I am always on the lookout for new additions to my growing Honor Roll, and today I have a new addition:
She lives under threat of death every day and has little chance of dying of old age. Someone, somewhere, someday is going to kill her.
Because she is a Muslim that dares to lay bare the corruption at the heart of those who control discourse in Islam. She is a brave (and beautiful) Muslim who deserves every word of praise. I am in awe.
(Which means, of course that she is awesome.)
Here is a quote from an opinion piece that she wrote in The Australian:
Which is why Carter’s new book disappoints so many of us who champion co-existence. Entitled Palestine: Peace Not Apartheid, the book argues that Israel’s conduct towards Palestinians mimics South Africa’s long-time demonisation of blacks. Of course, certain Israeli politicians have spewed venom at Palestinians, as have some Arab leaders towards Jews, but Israel is far more complex – and diverse – than slogans about the occupation would suggest. In a state practising apartheid, would Arab Muslim legislators wield veto power over anything? At only 20per cent of the population, would Arabs even be eligible for election if they squirmed under the thumb of apartheid? Would an apartheid state extend voting rights to women and the poor in local elections, which Israel did for the first time in the history of Palestinian Arabs?
Would the vast majority of Arab Israeli citizens turn out to vote in national elections, as they’ve usually done? Would an apartheid state have several Arab political parties, as Israel does? In recent Israeli elections, two Arab parties found themselves disqualified for expressly supporting terrorism against the Jewish state. However, Israel’s Supreme Court, exercising its independence, overturned both disqualifications. Under any system of apartheid, would the judiciary be free of political interference?
Would an apartheid state award its top literary prize to an Arab? Israel honoured Emile Habibi in 1986, before the intifada might have made such a choice politically shrewd. Would an apartheid state encourage Hebrew-speaking schoolchildren to learn Arabic? Would road signs throughout the land appear in both languages? Even my country, the proudly bilingual Canada, doesn’t meet that standard.
Would an apartheid state be home to universities where Arabs and Jews mingle at will, or apartment blocks where they live side by side? Would an apartheid state bestow benefits and legal protections on Palestinians who live outside of Israel but work inside its borders? Would human rights organisations operate openly in an apartheid state? They do in Israel.
For that matter, military officials go public with their criticisms of government policies. In October 2003, the Israel Defence Forces’ chief of staff told the press that road closures in the West Bank and Gaza were feeding Palestinian anger. Two weeks later, four former heads of the Shin Bet security service blasted the occupation and called on Ariel Sharon to withdraw troops unilaterally, which later happened in Gaza. Would an apartheid state stomach so much dissent from those mandated to protect the state?
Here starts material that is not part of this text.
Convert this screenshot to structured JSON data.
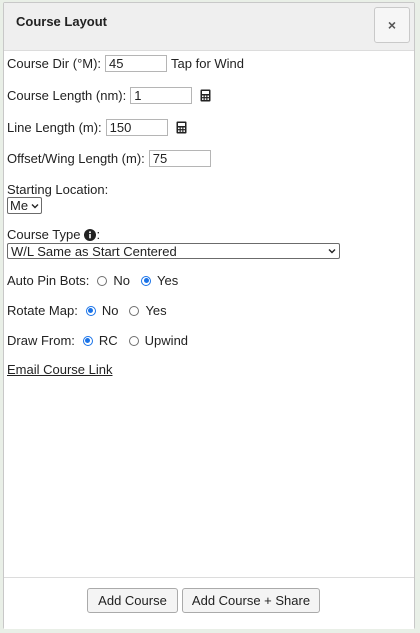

Above all, would media debate the most basic building blocks of the nation? Would a Hebrew newspaper in an apartheid state run an article by an Arab Israeli about why the Zionist adventure has been a total failure? Would it run that article on Israel’s independence day? Would an apartheid state ensure conditions for the freest Arabic press in the Middle East, a press so free that it can demonstrably abuse its liberties and keep on rolling? To this day, the East Jerusalem daily Al-Quds hasn’t retracted an anti-Israel letter supposedly penned by Nelson Mandela but proven to have been written by an Arab living in The Netherlands.
In fact, that’s why I included such a big chunk of the article. I just couldn’t stop myself.
This is someone who has broken free from ‘the box’ and said, “the emperor has no clothes”. She has stepped past the rhetoric and the flag waving and the hysteria. She has looked at the ‘universal truths’ that Muslims grow up believing and pointed out those parts that are a lie.
She exemplifies an ideal that we should all adhere to. We must ALL be willing to look at the ‘universal truths’ and point out the lies. We must always be willing to point out the errors in our own culture. But, I doubt that any of you reading this has ever had to put your life on the line to do this.
Think about that, and while you are doing that bit of thinking, read the whole article in The Australian. Here’s the link:
And then look at her website: http://www.muslim-refusenik.com/
Think about just what it means for her to have chosen THAT name for her website.